Arrow has gone through the same kind of growing pains that many popular shows do: it started off rocky, found its footing, gained a big following, then had its followers turn on it around season 3. Season 4 of the show was particularly rocky, with fans lambasting everything from the dark magic seasonal storyline and villain (Damien Darhk), to the sappy romance between Oliver Queen/Green Arrow (Stephen Amell) and his techy sidekick, Felicity (Emily Bett Rickards).
The latter plot device/relationship even got an official hashtag nickname, "#Olicity," which came to represent both fan desires for the geek girl to get the buff bad boy, and fan backlash against what was seen as Arrow losing its direction and edge in its worst season yet. The Olicity romance has since been retired, as Arrow season 5 has gotten back to basics (i.e., violent vigilantism, brutal villains, and little time for romance). Yet hindsight proves to yet again be 20/20, as Arrow producer and showrunner Marc Guggenheim is now joining the camp of fans that were disappointed in how season 4 handled Olicity.
Speaking with EW, Guggenheim talked about his biggest regrets while doing the show, claiming that, "my list of regrets is actually incredibly long; it’s 100 episodes long." When pressed for one particular regret that sits above others, Guggenheim finally opened up about the Olicity "controversy," saying:

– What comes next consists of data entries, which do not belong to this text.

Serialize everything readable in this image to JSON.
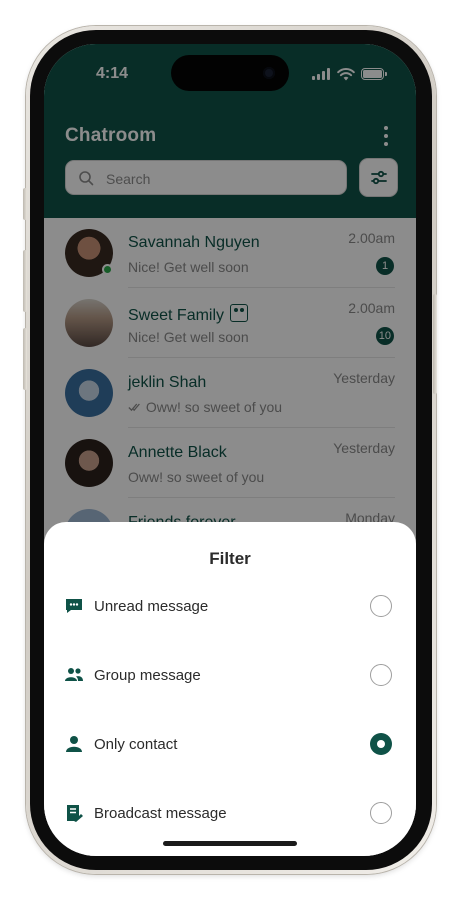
{
  "status_bar": {
    "time": "4:14"
  },
  "app": {
    "title": "Chatroom"
  },
  "search": {
    "placeholder": "Search"
  },
  "chats": [
    {
      "name": "Savannah Nguyen",
      "message": "Nice! Get well soon",
      "time": "2.00am",
      "unread": "1",
      "online": true
    },
    {
      "name": "Sweet Family",
      "message": "Nice! Get well soon",
      "time": "2.00am",
      "unread": "10",
      "group": true
    },
    {
      "name": "jeklin Shah",
      "message": "Oww! so sweet of you",
      "time": "Yesterday",
      "read_receipt": true
    },
    {
      "name": "Annette Black",
      "message": "Oww! so sweet of you",
      "time": "Yesterday"
    },
    {
      "name": "Friends forever",
      "message": "",
      "time": "Monday"
    }
  ],
  "filter_sheet": {
    "title": "Filter",
    "options": [
      {
        "label": "Unread message",
        "icon": "chat-bubble-icon",
        "selected": false
      },
      {
        "label": "Group message",
        "icon": "group-icon",
        "selected": false
      },
      {
        "label": "Only contact",
        "icon": "person-icon",
        "selected": true
      },
      {
        "label": "Broadcast message",
        "icon": "broadcast-icon",
        "selected": false
      }
    ]
  },
  "colors": {
    "primary": "#0f5247",
    "online": "#2aa84a",
    "overlay": "rgba(0,0,0,0.45)"
  }
}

"I’d say probably my biggest regret is I wish we had allowed the Oliver-Felicity storyline in season 4 to unfold at a more natural pace. We had set these tentpoles at the beginning of the season, and we were a bit too rigorous on how we hit them. That was a case where the planning overtook the storytelling. We didn’t do things as naturally and as elegantly as we should have.”
A lot of fans will look at that quote and think, "that's an understatement!" Arrow season 4 (no matter how much you like the show) was its weakest yet, and Olicity was a particularly distracting part of it. Many fans criticize Guggenheim and his fellow showrunners for being too indulgent with fan wishes; after all, it was the fans (at least a faction of them) that wanted Olicity to happen, and the show bending to make it happen felt as contrived as it was.
From the sound of things, the Arrow producers have learned from their mistakes (for the most part), and are committing to bringing the show back to a place where they can follow their own pathway, and allow that path to lead them in (sometimes surprising) new directions. Fan response to season 5 would say that (so far) it's working: Arrow will be flying into its much-hyped 100th episode, as part of the DC TV shows' big "Invasion!" crossover event.